◆ WHAT YOU HAVE TO DO:
Each line shown below should be copied exactly.

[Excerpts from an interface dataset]
▼

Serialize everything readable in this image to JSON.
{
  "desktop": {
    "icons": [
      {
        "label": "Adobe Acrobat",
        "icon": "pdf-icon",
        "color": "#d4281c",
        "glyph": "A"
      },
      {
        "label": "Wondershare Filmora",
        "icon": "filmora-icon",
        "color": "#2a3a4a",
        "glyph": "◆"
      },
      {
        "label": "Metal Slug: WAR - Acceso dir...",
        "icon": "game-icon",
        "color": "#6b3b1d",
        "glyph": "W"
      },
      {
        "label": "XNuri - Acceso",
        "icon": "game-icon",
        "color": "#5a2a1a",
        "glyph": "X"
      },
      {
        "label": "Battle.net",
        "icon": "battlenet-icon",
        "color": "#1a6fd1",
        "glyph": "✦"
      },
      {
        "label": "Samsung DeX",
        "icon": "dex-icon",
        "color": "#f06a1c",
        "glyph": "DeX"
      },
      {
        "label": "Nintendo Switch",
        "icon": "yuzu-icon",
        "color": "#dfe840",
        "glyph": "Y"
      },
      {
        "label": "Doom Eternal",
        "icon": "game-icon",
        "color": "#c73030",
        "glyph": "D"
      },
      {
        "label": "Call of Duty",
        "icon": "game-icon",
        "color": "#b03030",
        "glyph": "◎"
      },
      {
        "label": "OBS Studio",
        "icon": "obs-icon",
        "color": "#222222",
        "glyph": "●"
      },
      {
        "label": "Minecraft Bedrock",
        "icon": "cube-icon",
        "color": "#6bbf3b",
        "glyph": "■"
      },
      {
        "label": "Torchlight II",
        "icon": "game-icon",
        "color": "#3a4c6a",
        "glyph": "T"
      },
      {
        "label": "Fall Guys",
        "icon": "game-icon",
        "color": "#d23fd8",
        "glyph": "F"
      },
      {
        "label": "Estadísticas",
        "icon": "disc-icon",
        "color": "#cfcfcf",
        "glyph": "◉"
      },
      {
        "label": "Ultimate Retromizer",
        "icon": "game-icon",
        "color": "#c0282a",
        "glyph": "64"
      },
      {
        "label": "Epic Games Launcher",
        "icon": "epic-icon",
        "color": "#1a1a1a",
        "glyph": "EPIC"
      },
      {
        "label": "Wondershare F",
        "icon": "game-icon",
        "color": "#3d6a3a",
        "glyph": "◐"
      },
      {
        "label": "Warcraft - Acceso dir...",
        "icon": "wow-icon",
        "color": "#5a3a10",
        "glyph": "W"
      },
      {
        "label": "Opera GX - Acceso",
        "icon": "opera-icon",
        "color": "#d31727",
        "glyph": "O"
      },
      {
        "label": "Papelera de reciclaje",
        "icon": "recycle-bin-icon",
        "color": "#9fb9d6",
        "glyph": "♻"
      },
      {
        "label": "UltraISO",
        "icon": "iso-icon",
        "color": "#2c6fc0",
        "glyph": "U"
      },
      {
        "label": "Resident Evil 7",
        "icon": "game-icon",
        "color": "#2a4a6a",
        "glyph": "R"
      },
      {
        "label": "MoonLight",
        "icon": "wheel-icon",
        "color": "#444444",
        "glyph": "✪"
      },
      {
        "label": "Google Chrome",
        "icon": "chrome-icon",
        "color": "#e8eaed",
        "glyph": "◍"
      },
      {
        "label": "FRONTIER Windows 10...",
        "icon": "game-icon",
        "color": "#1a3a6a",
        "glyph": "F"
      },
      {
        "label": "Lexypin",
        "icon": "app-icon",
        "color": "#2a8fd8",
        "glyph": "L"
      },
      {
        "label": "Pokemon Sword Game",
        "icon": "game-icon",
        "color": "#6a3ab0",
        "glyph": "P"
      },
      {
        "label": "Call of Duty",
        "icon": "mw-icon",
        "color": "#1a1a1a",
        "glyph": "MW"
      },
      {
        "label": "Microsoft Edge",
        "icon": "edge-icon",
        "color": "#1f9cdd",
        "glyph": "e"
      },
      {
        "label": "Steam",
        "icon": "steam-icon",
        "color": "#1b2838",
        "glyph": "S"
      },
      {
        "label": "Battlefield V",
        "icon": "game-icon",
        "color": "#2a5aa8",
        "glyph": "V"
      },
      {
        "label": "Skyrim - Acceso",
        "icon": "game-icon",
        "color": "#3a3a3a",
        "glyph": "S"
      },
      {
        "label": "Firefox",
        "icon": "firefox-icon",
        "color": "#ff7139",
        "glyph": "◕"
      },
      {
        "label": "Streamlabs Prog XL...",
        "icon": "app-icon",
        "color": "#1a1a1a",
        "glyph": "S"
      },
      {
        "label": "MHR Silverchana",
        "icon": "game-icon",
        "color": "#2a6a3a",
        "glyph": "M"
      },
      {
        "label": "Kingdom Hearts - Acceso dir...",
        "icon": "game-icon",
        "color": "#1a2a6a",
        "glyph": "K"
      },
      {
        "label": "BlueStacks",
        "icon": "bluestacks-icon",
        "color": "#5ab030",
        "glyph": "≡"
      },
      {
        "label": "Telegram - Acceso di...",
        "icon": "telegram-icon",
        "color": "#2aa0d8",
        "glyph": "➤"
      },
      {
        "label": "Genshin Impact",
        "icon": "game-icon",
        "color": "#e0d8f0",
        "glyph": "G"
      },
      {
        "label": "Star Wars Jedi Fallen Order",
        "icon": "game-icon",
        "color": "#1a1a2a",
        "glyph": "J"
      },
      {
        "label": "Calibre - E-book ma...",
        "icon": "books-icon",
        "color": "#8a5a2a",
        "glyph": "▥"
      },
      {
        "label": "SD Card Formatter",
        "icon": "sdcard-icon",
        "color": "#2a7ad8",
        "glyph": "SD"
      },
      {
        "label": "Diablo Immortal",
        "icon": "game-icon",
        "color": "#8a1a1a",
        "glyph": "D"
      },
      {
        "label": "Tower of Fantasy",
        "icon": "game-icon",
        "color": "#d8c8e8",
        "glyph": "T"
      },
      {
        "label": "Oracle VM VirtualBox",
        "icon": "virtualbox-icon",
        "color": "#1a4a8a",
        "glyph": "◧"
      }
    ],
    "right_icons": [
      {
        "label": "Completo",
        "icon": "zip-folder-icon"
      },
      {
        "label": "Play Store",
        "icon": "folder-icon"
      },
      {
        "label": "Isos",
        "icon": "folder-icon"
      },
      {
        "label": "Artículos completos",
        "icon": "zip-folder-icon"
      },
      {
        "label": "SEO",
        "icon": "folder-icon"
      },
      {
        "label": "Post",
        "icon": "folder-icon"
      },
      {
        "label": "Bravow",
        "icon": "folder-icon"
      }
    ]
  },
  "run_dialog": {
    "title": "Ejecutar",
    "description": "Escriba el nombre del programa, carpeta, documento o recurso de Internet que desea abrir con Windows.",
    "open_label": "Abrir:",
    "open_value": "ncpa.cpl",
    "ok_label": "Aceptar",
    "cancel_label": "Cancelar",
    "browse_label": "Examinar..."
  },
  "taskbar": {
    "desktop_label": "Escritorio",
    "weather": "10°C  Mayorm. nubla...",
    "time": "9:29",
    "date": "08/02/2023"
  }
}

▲

◆ WRITTEN ANSWER:
Serialize everything readable in this image to JSON.
{
  "desktop": {
    "icons": [
      {
        "label": "Adobe Acrobat",
        "icon": "pdf-icon",
        "color": "#d4281c",
        "glyph": "A"
      },
      {
        "label": "Wondershare Filmora",
        "icon": "filmora-icon",
        "color": "#2a3a4a",
        "glyph": "◆"
      },
      {
        "label": "Metal Slug: WAR - Acceso dir...",
        "icon": "game-icon",
        "color": "#6b3b1d",
        "glyph": "W"
      },
      {
        "label": "XNuri - Acceso",
        "icon": "game-icon",
        "color": "#5a2a1a",
        "glyph": "X"
      },
      {
        "label": "Battle.net",
        "icon": "battlenet-icon",
        "color": "#1a6fd1",
        "glyph": "✦"
      },
      {
        "label": "Samsung DeX",
        "icon": "dex-icon",
        "color": "#f06a1c",
        "glyph": "DeX"
      },
      {
        "label": "Nintendo Switch",
        "icon": "yuzu-icon",
        "color": "#dfe840",
        "glyph": "Y"
      },
      {
        "label": "Doom Eternal",
        "icon": "game-icon",
        "color": "#c73030",
        "glyph": "D"
      },
      {
        "label": "Call of Duty",
        "icon": "game-icon",
        "color": "#b03030",
        "glyph": "◎"
      },
      {
        "label": "OBS Studio",
        "icon": "obs-icon",
        "color": "#222222",
        "glyph": "●"
      },
      {
        "label": "Minecraft Bedrock",
        "icon": "cube-icon",
        "color": "#6bbf3b",
        "glyph": "■"
      },
      {
        "label": "Torchlight II",
        "icon": "game-icon",
        "color": "#3a4c6a",
        "glyph": "T"
      },
      {
        "label": "Fall Guys",
        "icon": "game-icon",
        "color": "#d23fd8",
        "glyph": "F"
      },
      {
        "label": "Estadísticas",
        "icon": "disc-icon",
        "color": "#cfcfcf",
        "glyph": "◉"
      },
      {
        "label": "Ultimate Retromizer",
        "icon": "game-icon",
        "color": "#c0282a",
        "glyph": "64"
      },
      {
        "label": "Epic Games Launcher",
        "icon": "epic-icon",
        "color": "#1a1a1a",
        "glyph": "EPIC"
      },
      {
        "label": "Wondershare F",
        "icon": "game-icon",
        "color": "#3d6a3a",
        "glyph": "◐"
      },
      {
        "label": "Warcraft - Acceso dir...",
        "icon": "wow-icon",
        "color": "#5a3a10",
        "glyph": "W"
      },
      {
        "label": "Opera GX - Acceso",
        "icon": "opera-icon",
        "color": "#d31727",
        "glyph": "O"
      },
      {
        "label": "Papelera de reciclaje",
        "icon": "recycle-bin-icon",
        "color": "#9fb9d6",
        "glyph": "♻"
      },
      {
        "label": "UltraISO",
        "icon": "iso-icon",
        "color": "#2c6fc0",
        "glyph": "U"
      },
      {
        "label": "Resident Evil 7",
        "icon": "game-icon",
        "color": "#2a4a6a",
        "glyph": "R"
      },
      {
        "label": "MoonLight",
        "icon": "wheel-icon",
        "color": "#444444",
        "glyph": "✪"
      },
      {
        "label": "Google Chrome",
        "icon": "chrome-icon",
        "color": "#e8eaed",
        "glyph": "◍"
      },
      {
        "label": "FRONTIER Windows 10...",
        "icon": "game-icon",
        "color": "#1a3a6a",
        "glyph": "F"
      },
      {
        "label": "Lexypin",
        "icon": "app-icon",
        "color": "#2a8fd8",
        "glyph": "L"
      },
      {
        "label": "Pokemon Sword Game",
        "icon": "game-icon",
        "color": "#6a3ab0",
        "glyph": "P"
      },
      {
        "label": "Call of Duty",
        "icon": "mw-icon",
        "color": "#1a1a1a",
        "glyph": "MW"
      },
      {
        "label": "Microsoft Edge",
        "icon": "edge-icon",
        "color": "#1f9cdd",
        "glyph": "e"
      },
      {
        "label": "Steam",
        "icon": "steam-icon",
        "color": "#1b2838",
        "glyph": "S"
      },
      {
        "label": "Battlefield V",
        "icon": "game-icon",
        "color": "#2a5aa8",
        "glyph": "V"
      },
      {
        "label": "Skyrim - Acceso",
        "icon": "game-icon",
        "color": "#3a3a3a",
        "glyph": "S"
      },
      {
        "label": "Firefox",
        "icon": "firefox-icon",
        "color": "#ff7139",
        "glyph": "◕"
      },
      {
        "label": "Streamlabs Prog XL...",
        "icon": "app-icon",
        "color": "#1a1a1a",
        "glyph": "S"
      },
      {
        "label": "MHR Silverchana",
        "icon": "game-icon",
        "color": "#2a6a3a",
        "glyph": "M"
      },
      {
        "label": "Kingdom Hearts - Acceso dir...",
        "icon": "game-icon",
        "color": "#1a2a6a",
        "glyph": "K"
      },
      {
        "label": "BlueStacks",
        "icon": "bluestacks-icon",
        "color": "#5ab030",
        "glyph": "≡"
      },
      {
        "label": "Telegram - Acceso di...",
        "icon": "telegram-icon",
        "color": "#2aa0d8",
        "glyph": "➤"
      },
      {
        "label": "Genshin Impact",
        "icon": "game-icon",
        "color": "#e0d8f0",
        "glyph": "G"
      },
      {
        "label": "Star Wars Jedi Fallen Order",
        "icon": "game-icon",
        "color": "#1a1a2a",
        "glyph": "J"
      },
      {
        "label": "Calibre - E-book ma...",
        "icon": "books-icon",
        "color": "#8a5a2a",
        "glyph": "▥"
      },
      {
        "label": "SD Card Formatter",
        "icon": "sdcard-icon",
        "color": "#2a7ad8",
        "glyph": "SD"
      },
      {
        "label": "Diablo Immortal",
        "icon": "game-icon",
        "color": "#8a1a1a",
        "glyph": "D"
      },
      {
        "label": "Tower of Fantasy",
        "icon": "game-icon",
        "color": "#d8c8e8",
        "glyph": "T"
      },
      {
        "label": "Oracle VM VirtualBox",
        "icon": "virtualbox-icon",
        "color": "#1a4a8a",
        "glyph": "◧"
      }
    ],
    "right_icons": [
      {
        "label": "Completo",
        "icon": "zip-folder-icon"
      },
      {
        "label": "Play Store",
        "icon": "folder-icon"
      },
      {
        "label": "Isos",
        "icon": "folder-icon"
      },
      {
        "label": "Artículos completos",
        "icon": "zip-folder-icon"
      },
      {
        "label": "SEO",
        "icon": "folder-icon"
      },
      {
        "label": "Post",
        "icon": "folder-icon"
      },
      {
        "label": "Bravow",
        "icon": "folder-icon"
      }
    ]
  },
  "run_dialog": {
    "title": "Ejecutar",
    "description": "Escriba el nombre del programa, carpeta, documento o recurso de Internet que desea abrir con Windows.",
    "open_label": "Abrir:",
    "open_value": "ncpa.cpl",
    "ok_label": "Aceptar",
    "cancel_label": "Cancelar",
    "browse_label": "Examinar..."
  },
  "taskbar": {
    "desktop_label": "Escritorio",
    "weather": "10°C  Mayorm. nubla...",
    "time": "9:29",
    "date": "08/02/2023"
  }
}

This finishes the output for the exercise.